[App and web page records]
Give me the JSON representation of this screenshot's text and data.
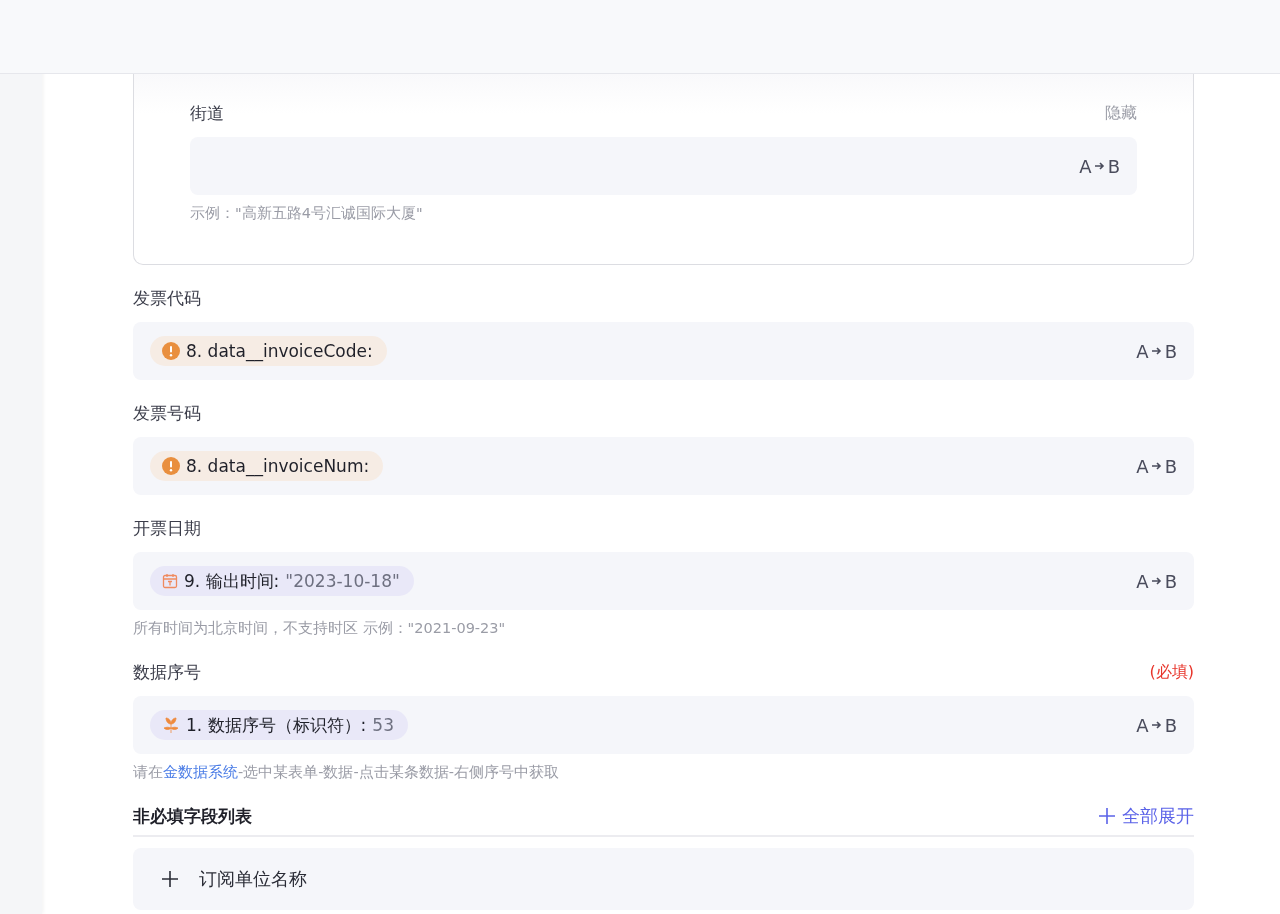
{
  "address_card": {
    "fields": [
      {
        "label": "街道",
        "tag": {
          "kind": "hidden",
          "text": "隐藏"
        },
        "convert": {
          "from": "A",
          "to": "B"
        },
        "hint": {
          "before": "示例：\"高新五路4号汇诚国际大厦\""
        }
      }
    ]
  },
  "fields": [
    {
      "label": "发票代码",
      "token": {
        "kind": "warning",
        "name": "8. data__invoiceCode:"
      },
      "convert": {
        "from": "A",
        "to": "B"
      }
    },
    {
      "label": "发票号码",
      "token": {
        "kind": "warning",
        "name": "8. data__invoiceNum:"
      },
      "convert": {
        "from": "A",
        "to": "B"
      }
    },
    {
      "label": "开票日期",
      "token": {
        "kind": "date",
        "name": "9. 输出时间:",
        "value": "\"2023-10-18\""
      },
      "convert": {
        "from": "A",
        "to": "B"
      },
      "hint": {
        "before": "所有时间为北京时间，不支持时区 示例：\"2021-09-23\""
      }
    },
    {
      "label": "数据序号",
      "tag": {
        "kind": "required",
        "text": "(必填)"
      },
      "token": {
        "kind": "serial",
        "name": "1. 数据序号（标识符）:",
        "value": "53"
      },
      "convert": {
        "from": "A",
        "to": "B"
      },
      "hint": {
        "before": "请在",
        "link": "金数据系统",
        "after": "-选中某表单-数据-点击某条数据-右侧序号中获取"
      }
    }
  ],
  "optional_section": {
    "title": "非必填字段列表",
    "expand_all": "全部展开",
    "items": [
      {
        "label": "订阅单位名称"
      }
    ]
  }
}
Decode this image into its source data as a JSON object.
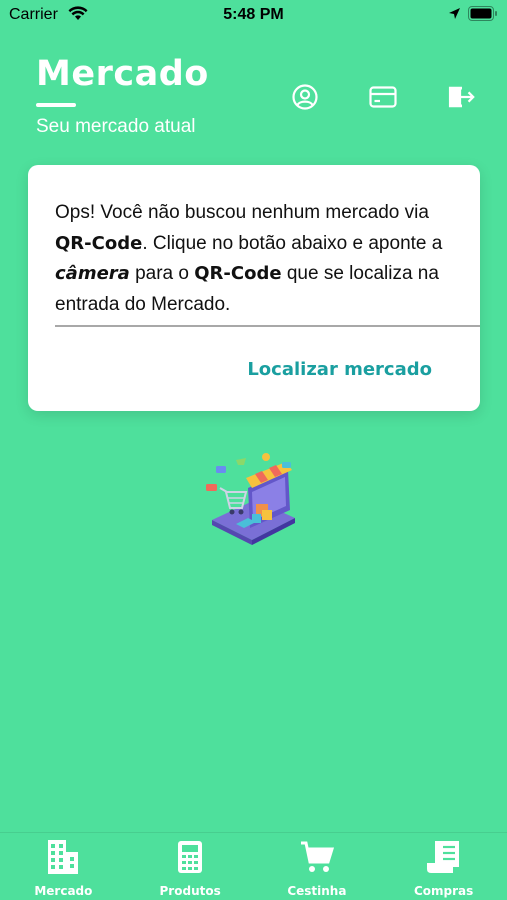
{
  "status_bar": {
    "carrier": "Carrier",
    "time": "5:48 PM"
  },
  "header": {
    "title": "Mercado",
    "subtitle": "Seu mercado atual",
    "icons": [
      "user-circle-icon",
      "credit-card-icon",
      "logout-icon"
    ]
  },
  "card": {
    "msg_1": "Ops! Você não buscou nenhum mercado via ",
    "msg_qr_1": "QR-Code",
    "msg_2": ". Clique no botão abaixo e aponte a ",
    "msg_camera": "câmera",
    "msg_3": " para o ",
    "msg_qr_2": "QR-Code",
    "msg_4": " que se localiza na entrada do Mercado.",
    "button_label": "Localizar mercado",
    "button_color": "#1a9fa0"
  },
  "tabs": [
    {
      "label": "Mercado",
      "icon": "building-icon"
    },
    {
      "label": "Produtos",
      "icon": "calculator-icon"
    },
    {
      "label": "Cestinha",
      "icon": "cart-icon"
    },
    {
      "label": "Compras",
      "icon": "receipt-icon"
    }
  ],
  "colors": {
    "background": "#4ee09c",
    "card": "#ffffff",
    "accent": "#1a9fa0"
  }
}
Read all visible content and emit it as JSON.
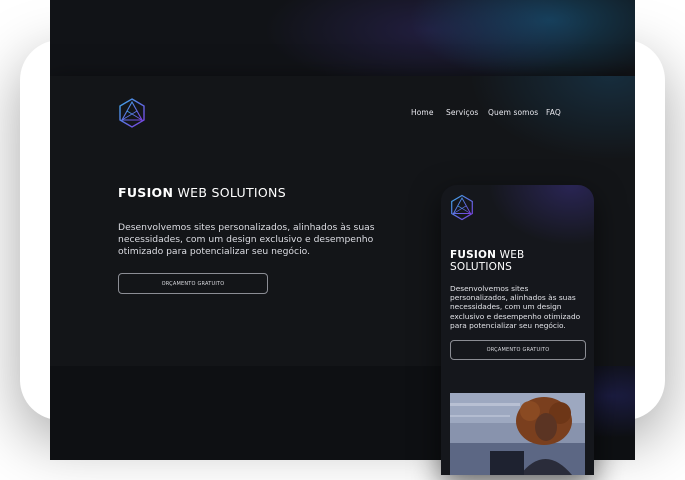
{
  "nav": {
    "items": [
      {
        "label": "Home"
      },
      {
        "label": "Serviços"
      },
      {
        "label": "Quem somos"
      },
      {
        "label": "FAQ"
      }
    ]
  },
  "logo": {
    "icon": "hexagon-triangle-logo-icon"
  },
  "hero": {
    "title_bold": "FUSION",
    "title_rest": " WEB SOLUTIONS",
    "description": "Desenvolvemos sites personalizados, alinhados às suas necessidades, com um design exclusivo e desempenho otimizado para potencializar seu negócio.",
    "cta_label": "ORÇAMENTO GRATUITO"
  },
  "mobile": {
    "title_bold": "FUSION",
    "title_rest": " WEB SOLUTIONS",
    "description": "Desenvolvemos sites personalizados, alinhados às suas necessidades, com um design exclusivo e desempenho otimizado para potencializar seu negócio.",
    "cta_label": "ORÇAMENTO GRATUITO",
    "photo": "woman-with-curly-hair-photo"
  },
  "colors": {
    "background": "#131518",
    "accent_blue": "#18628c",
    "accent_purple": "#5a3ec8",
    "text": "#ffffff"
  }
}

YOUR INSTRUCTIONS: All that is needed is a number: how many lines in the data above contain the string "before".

EXERCISE SOLUTION: 3